Filling In Your Landscape? Add Color And Aroma With Rosemary

When you're looking for an aromatic, full plant to help fill in your landscaping, rosemary may be just the thing you need. It's woody-stemmed, making it durable. The needle-like growth produces an evergreen hedge that actually flowers every year. It thrives in warmer climates, but is tolerant of cold. Here are some tips to help you add rosemary bushes to your landscape installation:

Starting from Seed

Rosemary seeds are slow to germinate, which means you need to start the seeds a couple of months before the weather warms up. Early winter is ideal if you want to create hardy plants that will thrive throughout the summer.
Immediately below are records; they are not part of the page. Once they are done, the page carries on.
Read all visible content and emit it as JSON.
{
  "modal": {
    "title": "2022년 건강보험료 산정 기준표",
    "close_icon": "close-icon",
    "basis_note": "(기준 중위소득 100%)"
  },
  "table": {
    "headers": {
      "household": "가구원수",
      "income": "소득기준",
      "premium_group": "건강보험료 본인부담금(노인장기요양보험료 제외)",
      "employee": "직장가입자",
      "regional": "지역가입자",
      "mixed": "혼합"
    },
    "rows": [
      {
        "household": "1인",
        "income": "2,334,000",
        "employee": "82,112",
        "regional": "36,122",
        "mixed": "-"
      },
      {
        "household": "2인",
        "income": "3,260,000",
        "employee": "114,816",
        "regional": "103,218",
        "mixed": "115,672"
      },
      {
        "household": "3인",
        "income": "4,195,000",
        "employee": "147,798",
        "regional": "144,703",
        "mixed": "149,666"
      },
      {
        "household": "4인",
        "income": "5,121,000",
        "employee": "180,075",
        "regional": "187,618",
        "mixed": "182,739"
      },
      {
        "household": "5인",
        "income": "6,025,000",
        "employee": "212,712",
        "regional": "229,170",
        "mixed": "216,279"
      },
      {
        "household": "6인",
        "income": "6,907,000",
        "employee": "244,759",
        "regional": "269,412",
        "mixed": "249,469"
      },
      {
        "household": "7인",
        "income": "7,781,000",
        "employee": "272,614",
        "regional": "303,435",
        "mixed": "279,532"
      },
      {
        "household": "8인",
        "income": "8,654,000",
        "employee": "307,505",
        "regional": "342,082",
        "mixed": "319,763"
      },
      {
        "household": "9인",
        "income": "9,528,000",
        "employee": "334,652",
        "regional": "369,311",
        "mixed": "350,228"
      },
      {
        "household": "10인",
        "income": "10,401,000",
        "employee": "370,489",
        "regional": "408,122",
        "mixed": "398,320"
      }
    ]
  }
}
Create a planting mix of sand, light potting soil or vermiculite. Your choice of planting medium is important, because you need something with very good drainage. Make sure that you have more seeds than the number of plants that you want, because rosemary's germination rate isn't as high as some other herbs. Plant more than you think you need to account for this.

Put the seeds on the soil and then cover the surface with a light layer of more soil. Add a little bit of water just to moisten the soil. Place your container in a warm area. Cover the top with plastic wrap to create more heat inside. As soon as the rosemary plants start to emerge from the soil, uncover the container. Place the pots in an area with a lot of light and warmth. This will encourage the plants to thrive.

Transplanting Rosemary

Once the plants have started to grow, you'll want to keep them inside until they're several inches high and sturdy. Once the seedlings can hold up to the weather and it's warmed up in mid-spring, you can move the plants outside to the area where you want them in your landscape. If you want to be able to keep the plants over the winter, put them out in large containers so that you can just relocate them when necessary.

Caring for the Plants

Rosemary thrives best in an area with full sunlight for most of the day. With regular watering and good air circulation, it should produce bushes several feet tall. You shouldn't need to fertilize rosemary heavily. A light application of a gentle fertilizer in the early spring should be all that's needed.

Harvest the plant as needed by trimming back growth. If your plants can survive the winter, your landscape will be brightened by its blue flowers in the next spring season.

When you want a unique plant that smells as pleasant as it looks, rosemary is a great addition to your landscape. If you enjoy cooking, you can harvest the plant regularly and even dry some of the herbs in the early winter months. With the tips here, your rosemary plants will thrive and stock your pantry for several years.